Objectives: Although magnesium is a well-known treatment for vasospasm following subarachnoid hemorrhage, its mechanism of action for cerebral vascular relaxation is not clear. In addition, it is known that L-type calcium (Ca(2+)) channels play a pivotal role in smooth muscle contraction. To investigate the role of L-type Ca(2+) channels in the magnesium-induced relaxation of basilar smooth muscle cells, we examined the effect of magnesium sulfate on L-type Ca(2+) currents using freshly isolated smooth muscle cells from rabbit basilar arteries.

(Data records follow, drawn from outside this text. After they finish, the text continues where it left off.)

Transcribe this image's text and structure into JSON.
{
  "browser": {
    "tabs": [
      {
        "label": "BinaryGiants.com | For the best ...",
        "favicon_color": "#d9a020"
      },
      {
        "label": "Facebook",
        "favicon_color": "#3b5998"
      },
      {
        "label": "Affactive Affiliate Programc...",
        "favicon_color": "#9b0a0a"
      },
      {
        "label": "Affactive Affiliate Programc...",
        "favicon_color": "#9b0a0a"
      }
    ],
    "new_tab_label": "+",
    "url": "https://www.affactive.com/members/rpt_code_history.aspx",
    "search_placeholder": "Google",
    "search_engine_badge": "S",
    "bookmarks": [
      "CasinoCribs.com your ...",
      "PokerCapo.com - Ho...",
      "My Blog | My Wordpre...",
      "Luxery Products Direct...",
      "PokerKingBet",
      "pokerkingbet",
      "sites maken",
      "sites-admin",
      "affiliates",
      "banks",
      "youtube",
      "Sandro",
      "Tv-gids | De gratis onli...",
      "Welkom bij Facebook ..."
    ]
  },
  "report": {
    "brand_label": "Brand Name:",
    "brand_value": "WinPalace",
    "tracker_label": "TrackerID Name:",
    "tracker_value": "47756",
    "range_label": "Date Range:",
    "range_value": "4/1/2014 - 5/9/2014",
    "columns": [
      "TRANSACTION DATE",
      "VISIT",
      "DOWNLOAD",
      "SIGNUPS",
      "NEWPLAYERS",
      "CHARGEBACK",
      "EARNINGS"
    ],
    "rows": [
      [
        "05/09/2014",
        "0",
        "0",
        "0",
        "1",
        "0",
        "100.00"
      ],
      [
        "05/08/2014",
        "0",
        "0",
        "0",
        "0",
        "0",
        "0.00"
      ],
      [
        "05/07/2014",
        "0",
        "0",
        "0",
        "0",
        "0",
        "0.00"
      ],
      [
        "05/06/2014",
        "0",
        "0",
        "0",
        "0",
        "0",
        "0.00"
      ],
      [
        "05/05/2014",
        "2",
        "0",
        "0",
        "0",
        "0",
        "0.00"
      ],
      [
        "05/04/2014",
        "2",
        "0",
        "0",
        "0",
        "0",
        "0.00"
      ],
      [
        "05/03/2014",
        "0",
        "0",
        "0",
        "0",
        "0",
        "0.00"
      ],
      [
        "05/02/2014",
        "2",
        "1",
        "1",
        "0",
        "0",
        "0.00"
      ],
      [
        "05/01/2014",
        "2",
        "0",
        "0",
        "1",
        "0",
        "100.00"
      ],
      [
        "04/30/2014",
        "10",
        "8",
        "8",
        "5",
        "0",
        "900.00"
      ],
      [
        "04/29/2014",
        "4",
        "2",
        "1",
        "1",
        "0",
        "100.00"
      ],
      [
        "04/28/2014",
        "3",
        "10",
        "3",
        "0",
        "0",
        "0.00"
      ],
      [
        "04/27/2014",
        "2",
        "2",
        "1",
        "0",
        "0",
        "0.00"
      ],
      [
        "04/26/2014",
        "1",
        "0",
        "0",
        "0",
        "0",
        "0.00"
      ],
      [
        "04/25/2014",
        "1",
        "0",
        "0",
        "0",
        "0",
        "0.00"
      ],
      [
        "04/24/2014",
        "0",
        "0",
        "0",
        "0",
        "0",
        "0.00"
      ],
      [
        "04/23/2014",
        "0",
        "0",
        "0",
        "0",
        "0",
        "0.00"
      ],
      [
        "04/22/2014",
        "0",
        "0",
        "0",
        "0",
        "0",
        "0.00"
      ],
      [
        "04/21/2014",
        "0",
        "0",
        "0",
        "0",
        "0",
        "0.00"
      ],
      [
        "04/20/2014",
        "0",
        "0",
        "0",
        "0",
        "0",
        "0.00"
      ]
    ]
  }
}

Method: Rabbits were anesthetized with ketamine (50 mg/kg) with xylazine (25 mg/kg) and exsanguinated. Smooth muscle cells were isolated from rabbit basilar arteries by enzyme treatment. Cells were stored at 4°C before use. Whole-cell patch clamp technique was used to identify L-type Ca(2+) currents, using the potassium channel blocker, cesium chloride, and nimodipine and Bay K8644 as a blocker and activator of L-type Ca(2+) channels, respectively.
Results: Inward currents induced by step pulses were significantly reduced by nimodipine (n = 5, P<0·05) and increased by Bay K8644 (n = 5, P<0·05). The L-type Ca(2+) currents (122±14·0 pA, n = 12) were significantly reduced by the application of 5 mM magnesium sulfate (28±4 pA, n = 12, P<0·05). The inward currents enhanced by Bay K8644 were further suppressed by the application of magnesium sulfate.
Discussion: These results demonstrate that L-type Ca(2+) channels are functionally expressed in rabbit basilar smooth muscle cells and suggest that L-type Ca(2+) channels may play a pivotal role for magnesium-induced relaxation.